##### Exercise data

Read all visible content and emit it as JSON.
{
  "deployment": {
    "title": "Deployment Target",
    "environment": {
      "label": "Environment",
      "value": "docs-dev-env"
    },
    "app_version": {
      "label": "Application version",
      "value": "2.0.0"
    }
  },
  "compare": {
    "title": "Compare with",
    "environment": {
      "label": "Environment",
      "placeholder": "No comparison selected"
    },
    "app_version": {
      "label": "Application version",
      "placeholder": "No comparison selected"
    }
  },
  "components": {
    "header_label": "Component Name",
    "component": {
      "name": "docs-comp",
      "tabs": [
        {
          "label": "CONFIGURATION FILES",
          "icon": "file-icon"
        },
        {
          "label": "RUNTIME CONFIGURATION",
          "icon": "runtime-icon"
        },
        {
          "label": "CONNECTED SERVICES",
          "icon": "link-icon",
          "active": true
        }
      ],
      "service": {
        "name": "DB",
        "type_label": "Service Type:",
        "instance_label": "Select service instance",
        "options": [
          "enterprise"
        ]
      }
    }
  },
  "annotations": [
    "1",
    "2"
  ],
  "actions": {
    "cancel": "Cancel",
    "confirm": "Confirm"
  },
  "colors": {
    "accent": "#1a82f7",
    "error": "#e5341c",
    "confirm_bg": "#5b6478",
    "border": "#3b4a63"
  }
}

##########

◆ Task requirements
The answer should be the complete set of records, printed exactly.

◆ Task answer
Read all visible content and emit it as JSON.
{
  "deployment": {
    "title": "Deployment Target",
    "environment": {
      "label": "Environment",
      "value": "docs-dev-env"
    },
    "app_version": {
      "label": "Application version",
      "value": "2.0.0"
    }
  },
  "compare": {
    "title": "Compare with",
    "environment": {
      "label": "Environment",
      "placeholder": "No comparison selected"
    },
    "app_version": {
      "label": "Application version",
      "placeholder": "No comparison selected"
    }
  },
  "components": {
    "header_label": "Component Name",
    "component": {
      "name": "docs-comp",
      "tabs": [
        {
          "label": "CONFIGURATION FILES",
          "icon": "file-icon"
        },
        {
          "label": "RUNTIME CONFIGURATION",
          "icon": "runtime-icon"
        },
        {
          "label": "CONNECTED SERVICES",
          "icon": "link-icon",
          "active": true
        }
      ],
      "service": {
        "name": "DB",
        "type_label": "Service Type:",
        "instance_label": "Select service instance",
        "options": [
          "enterprise"
        ]
      }
    }
  },
  "annotations": [
    "1",
    "2"
  ],
  "actions": {
    "cancel": "Cancel",
    "confirm": "Confirm"
  },
  "colors": {
    "accent": "#1a82f7",
    "error": "#e5341c",
    "confirm_bg": "#5b6478",
    "border": "#3b4a63"
  }
}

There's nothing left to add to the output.